South African prosecutors said Thursday they were temporarily setting aside prosecution of Duduzane Zuma, the son of graft-tainted former president Jacob Zuma, as they await a key witness testifying in corruption probe.

The National Prosecuting Authority (NPA) filed corruption charges against Duduzane, 35, in 2015 for an alleged role in the attempted 600 million rand (about $43 million) bribery of former deputy finance minister, Mcebisi Jonas, on behalf of the wealthy Gupta family.

But on Thursday, the NPA told the Specialised Crimes Court in Johannesburg that it wanted to let Jonas finish testifying at a separate inquiry into corruption before they pursued a case against Zuma.

“The NPA took a decision to provisionally withdraw the charges against Duduzane Zuma, quoting reasons that one of our key witnesses (Jonas) in this matter is currently under oath at the commission for state capture,” they said in a statement.

“The prosecutor therefore deemed it fit to halt the prosecution up until that process is finalised.”

It added: “His evidence (Jonas) is not over. He must still be cross-examined.”

The other inquiry, called the Zondo commission, began in August.

It is investigating a web of murky deals involving government officials, the wealthy Gupta family and state owned entities.

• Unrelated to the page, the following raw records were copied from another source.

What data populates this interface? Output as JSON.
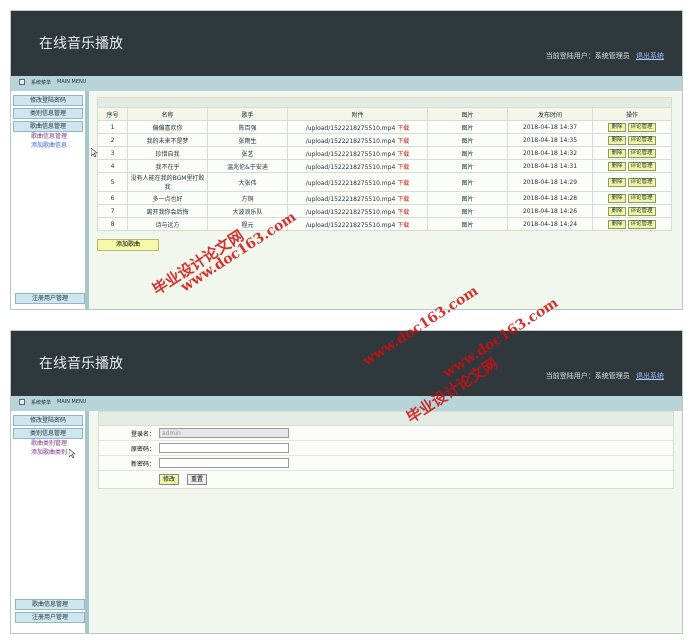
{
  "app_title": "在线音乐播放",
  "user_label": "当前登陆用户：系统管理员",
  "logout": "退出系统",
  "strip_title": "系统菜单",
  "strip_subtitle": "MAIN MENU",
  "panel1": {
    "sidebar": {
      "buttons": [
        "修改登陆密码",
        "类别信息管理",
        "歌曲信息管理"
      ],
      "links": [
        "歌曲信息管理",
        "添加歌曲信息"
      ],
      "bottom_buttons": [
        "注册用户管理"
      ]
    },
    "table": {
      "headers": [
        "序号",
        "名称",
        "歌手",
        "附件",
        "图片",
        "发布时间",
        "操作"
      ],
      "rows": [
        {
          "no": "1",
          "name": "偏偏喜欢你",
          "singer": "陈百强",
          "file": "/upload/1522218275510.mp4",
          "dl": "下载",
          "img": "图片",
          "time": "2018-04-18 14:37"
        },
        {
          "no": "2",
          "name": "我的未来不是梦",
          "singer": "张雨生",
          "file": "/upload/1522218275510.mp4",
          "dl": "下载",
          "img": "图片",
          "time": "2018-04-18 14:35"
        },
        {
          "no": "3",
          "name": "珍惜自我",
          "singer": "张艺",
          "file": "/upload/1522218275510.mp4",
          "dl": "下载",
          "img": "图片",
          "time": "2018-04-18 14:32"
        },
        {
          "no": "4",
          "name": "我不在乎",
          "singer": "温兆伦&于安迪",
          "file": "/upload/1522218275510.mp4",
          "dl": "下载",
          "img": "图片",
          "time": "2018-04-18 14:31"
        },
        {
          "no": "5",
          "name": "没有人能在我的BGM里打败我",
          "singer": "大张伟",
          "file": "/upload/1522218275510.mp4",
          "dl": "下载",
          "img": "图片",
          "time": "2018-04-18 14:29"
        },
        {
          "no": "6",
          "name": "多一点也好",
          "singer": "方铜",
          "file": "/upload/1522218275510.mp4",
          "dl": "下载",
          "img": "图片",
          "time": "2018-04-18 14:28"
        },
        {
          "no": "7",
          "name": "离开我你会后悔",
          "singer": "大波浪乐队",
          "file": "/upload/1522218275510.mp4",
          "dl": "下载",
          "img": "图片",
          "time": "2018-04-18 14:26"
        },
        {
          "no": "8",
          "name": "诗与远方",
          "singer": "程元",
          "file": "/upload/1522218275510.mp4",
          "dl": "下载",
          "img": "图片",
          "time": "2018-04-18 14:24"
        }
      ],
      "op_delete": "删除",
      "op_comment": "评论管理"
    },
    "add_button": "添加歌曲"
  },
  "panel2": {
    "sidebar": {
      "buttons": [
        "修改登陆密码",
        "类别信息管理"
      ],
      "links": [
        "歌曲类别管理",
        "添加歌曲类别"
      ],
      "bottom_buttons": [
        "歌曲信息管理",
        "注册用户管理"
      ]
    },
    "form": {
      "login_label": "登录名：",
      "login_value": "admin",
      "old_pwd_label": "原密码：",
      "new_pwd_label": "新密码：",
      "submit": "修改",
      "reset": "重置"
    }
  },
  "watermark_cn": "毕业设计论文网",
  "watermark_url": "www.doc163.com"
}
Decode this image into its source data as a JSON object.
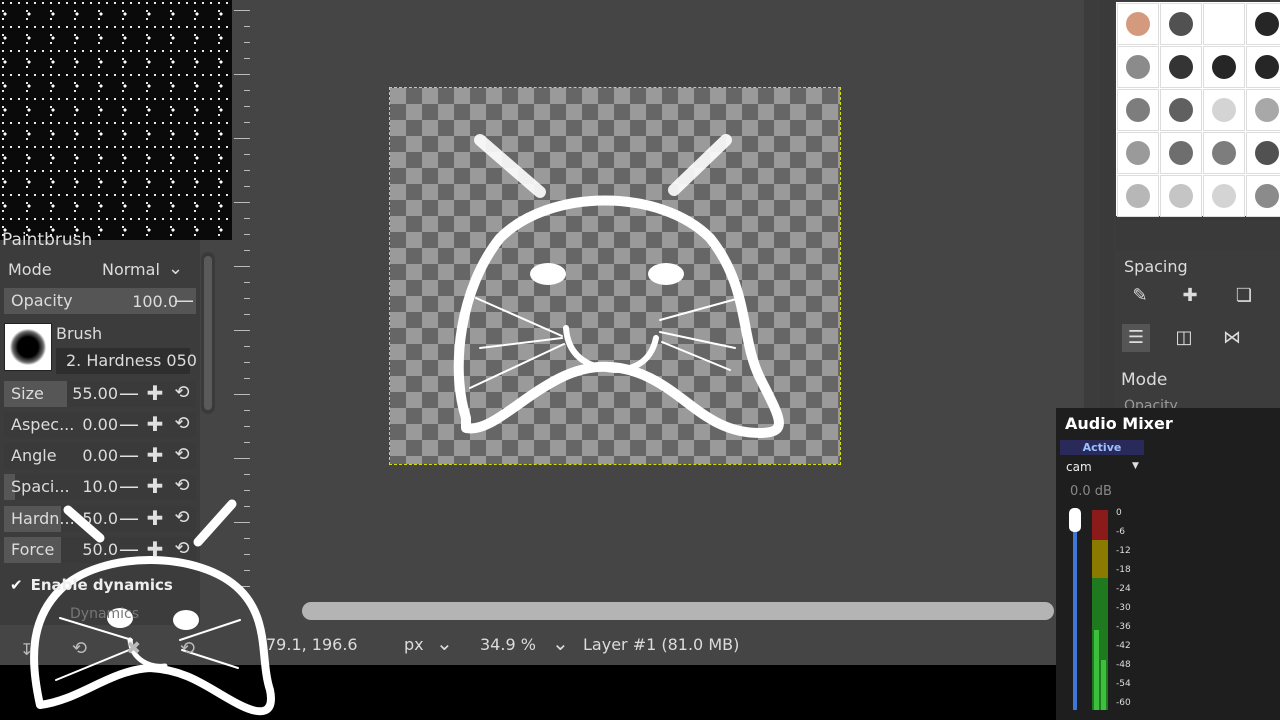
{
  "left_dock": {
    "title": "Paintbrush",
    "mode_label": "Mode",
    "mode_value": "Normal",
    "opacity_label": "Opacity",
    "opacity_value": "100.0",
    "brush_label": "Brush",
    "brush_name": "2. Hardness 050",
    "options": [
      {
        "label": "Size",
        "value": "55.00",
        "fill": 0.55
      },
      {
        "label": "Aspec...",
        "value": "0.00",
        "fill": 0.0
      },
      {
        "label": "Angle",
        "value": "0.00",
        "fill": 0.0
      },
      {
        "label": "Spaci...",
        "value": "10.0",
        "fill": 0.1
      },
      {
        "label": "Hardn...",
        "value": "50.0",
        "fill": 0.5
      },
      {
        "label": "Force",
        "value": "50.0",
        "fill": 0.5
      }
    ],
    "enable_dynamics": "Enable dynamics",
    "dynamics_label": "Dynamics"
  },
  "statusbar": {
    "coords": "79.1, 196.6",
    "unit": "px",
    "zoom": "34.9 %",
    "layer_info": "Layer #1 (81.0 MB)"
  },
  "right_dock": {
    "spacing_label": "Spacing",
    "mode_label": "Mode",
    "opacity_label": "Opacity"
  },
  "audio_mixer": {
    "title": "Audio Mixer",
    "status": "Active",
    "source": "cam",
    "level": "0.0 dB",
    "scale": [
      "0",
      "-6",
      "-12",
      "-18",
      "-24",
      "-30",
      "-36",
      "-42",
      "-48",
      "-54",
      "-60"
    ]
  },
  "colors": {
    "canvas_border": "#d8e000",
    "meter_green": "#3cbf3c",
    "meter_yellow": "#c8b400",
    "meter_red": "#b41e1e",
    "fader": "#3c78d8"
  },
  "icons": [
    "chevron-down-icon",
    "minus-icon",
    "plus-icon",
    "reset-icon",
    "check-icon",
    "edit-brush-icon",
    "new-brush-icon",
    "duplicate-brush-icon",
    "list-view-icon",
    "grid-view-icon",
    "ribbon-icon",
    "caret-down-icon"
  ]
}
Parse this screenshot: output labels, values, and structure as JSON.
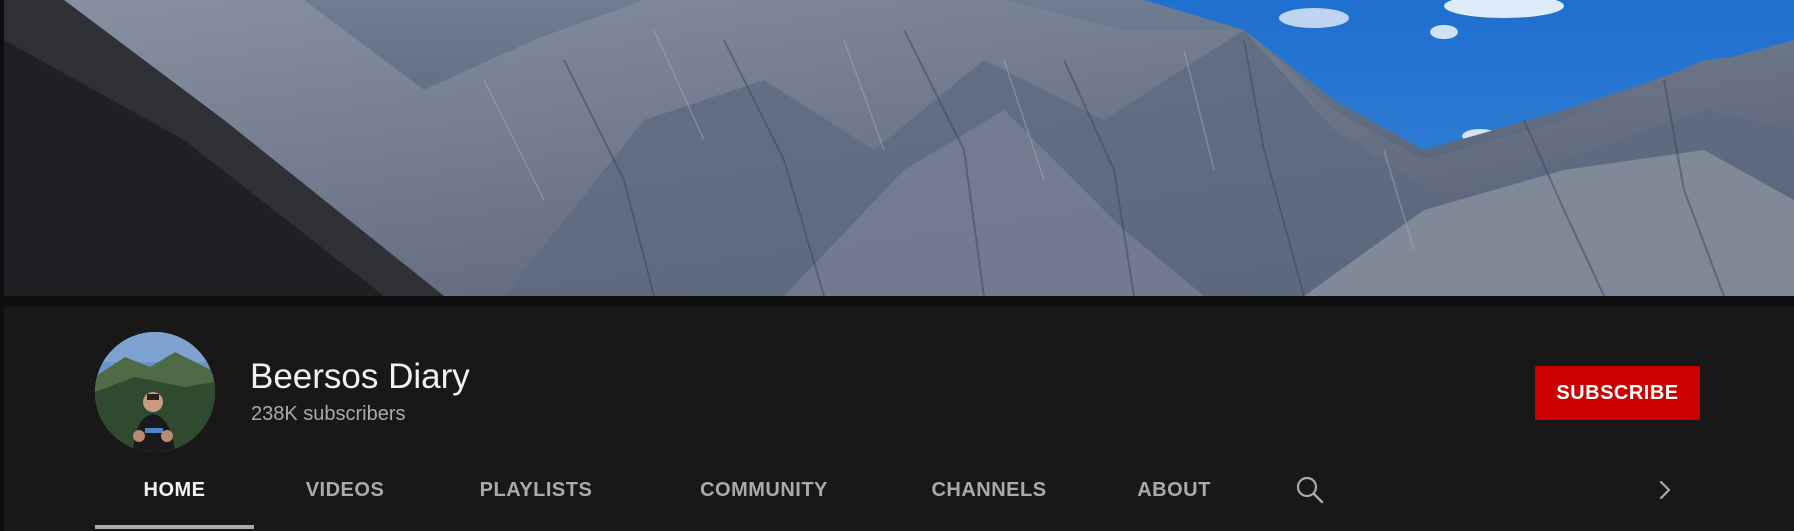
{
  "channel": {
    "name": "Beersos Diary",
    "subscribers": "238K subscribers"
  },
  "actions": {
    "subscribe_label": "SUBSCRIBE"
  },
  "tabs": [
    {
      "label": "HOME",
      "active": true
    },
    {
      "label": "VIDEOS",
      "active": false
    },
    {
      "label": "PLAYLISTS",
      "active": false
    },
    {
      "label": "COMMUNITY",
      "active": false
    },
    {
      "label": "CHANNELS",
      "active": false
    },
    {
      "label": "ABOUT",
      "active": false
    }
  ],
  "icons": {
    "search": "search-icon",
    "next": "chevron-right-icon"
  },
  "colors": {
    "background": "#181818",
    "subscribe": "#cc0000",
    "active_tab": "#f1f1f1",
    "inactive_tab": "#aaaaaa"
  }
}
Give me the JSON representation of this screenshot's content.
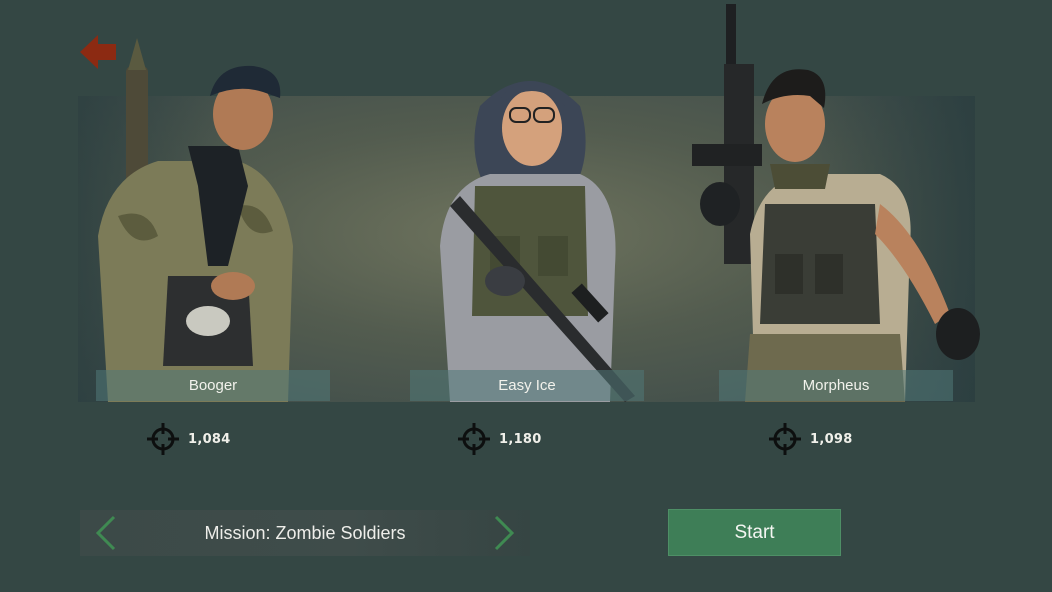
{
  "colors": {
    "background": "#344744",
    "back_arrow": "#8c2a12",
    "nav_arrow": "#3f8a52",
    "start_button": "#3e7e57"
  },
  "header": {
    "back_icon": "back-arrow-icon"
  },
  "squad": [
    {
      "name": "Booger",
      "stat": "1,084",
      "stat_icon": "crosshair-icon"
    },
    {
      "name": "Easy Ice",
      "stat": "1,180",
      "stat_icon": "crosshair-icon"
    },
    {
      "name": "Morpheus",
      "stat": "1,098",
      "stat_icon": "crosshair-icon"
    }
  ],
  "mission": {
    "label": "Mission: Zombie Soldiers",
    "prev_icon": "chevron-left-icon",
    "next_icon": "chevron-right-icon"
  },
  "start": {
    "label": "Start"
  }
}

Jonas testified at the Zondo commission last year that Zuma’s son allegedly offered him the position of finance minister at the Gupta family’s Saxonwold compound in exchange for furthering the family’s business interests.

Jonas is expected to be cross-examined about this encounter at the commission in coming weeks.

Duduzane was previously employed by the Guptas.

His father Jacob Zuma, 76, was forced to resign last February over allegations centring around the Guptas.

Duduzane also appeared at the Randburg magistrates court on Thursday morning for separate charges of culpable homicide.

He is accused of causing the death of a woman, Phumzile Dube, after his Porsche hit the minibus she was travelling in.

Three others were injured and one passenger, Nankie Mashaba, died in hospital weeks later.

The trial in this case will begin on March 26.

It is not unusual for prosecuting authorities in South Africa to provisionally withdraw charges.

They have temporarily withdrawn formal charges in other high-profile cases, with the intent to reinstate them at a later stage.

This was the case last November, when prosecutors withdrew graft charges against some of Zuma’s allies but said these would be reintroduced if more cooperation from Indian officials were forthcoming.